Judge Long of the Massachusetts Land Court recently reaffirmed his groundbreaking May decision invalidating a foreclosure sale due to a lack of properly-recorded assignment. The assignment issue came down to this. Due to the bundling of mortgages for sale and trading on Wall Street, mortgages have been transfered more and more frequently over the past few years. Under Massachusetts mortgage law, these transfers have to be documented at the registry of deeds, and only the record owner of the mortgage has the right to foreclose. Before Judge Long's ruling the practice had been to backdate the various mortgage assignments after a foreclosure sale to clean up the chain of title. Judge Long held that this was impermissible and that the assignments had be recorded on the date of the foreclosure.

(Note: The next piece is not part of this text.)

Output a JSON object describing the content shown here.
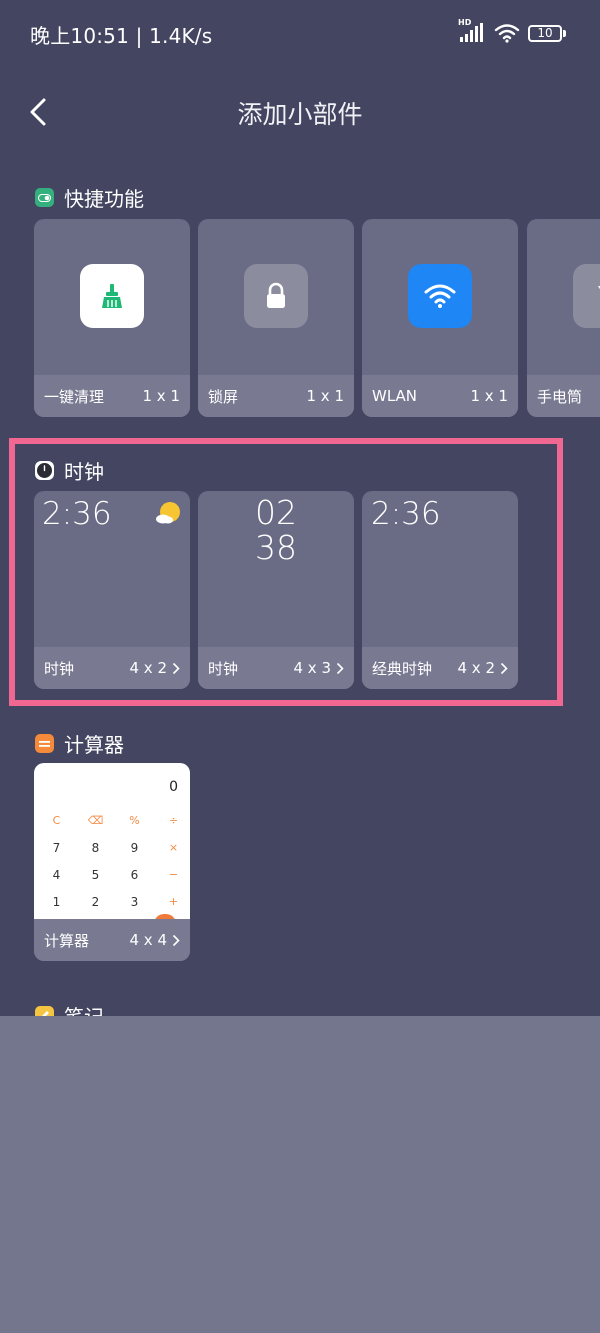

What does all this mean for consumers here in Massachusetts? First, the validity of many mortgage foreclosures over the past few years have been put into doubt. This has the potential to create serious problems for many parties, including the people who purchased the foreclosed properties. For example, it might be possible to challenge the validity of a foreclosure sale with a backdated assignment and seek to cure the mortgage arrears in a Chapter 13 bankruptcy. However, this would be a very challenging case.
This decision will affect consumers who have defaulted on their mortgages in another way. It will create delay. Mortgage lenders will have to obtain and record the evidence of the assignments leading up to the foreclosing lender. This will take time and effort and will inevitably create more delay in the already bogged-down foreclosure process here in Massachusetts.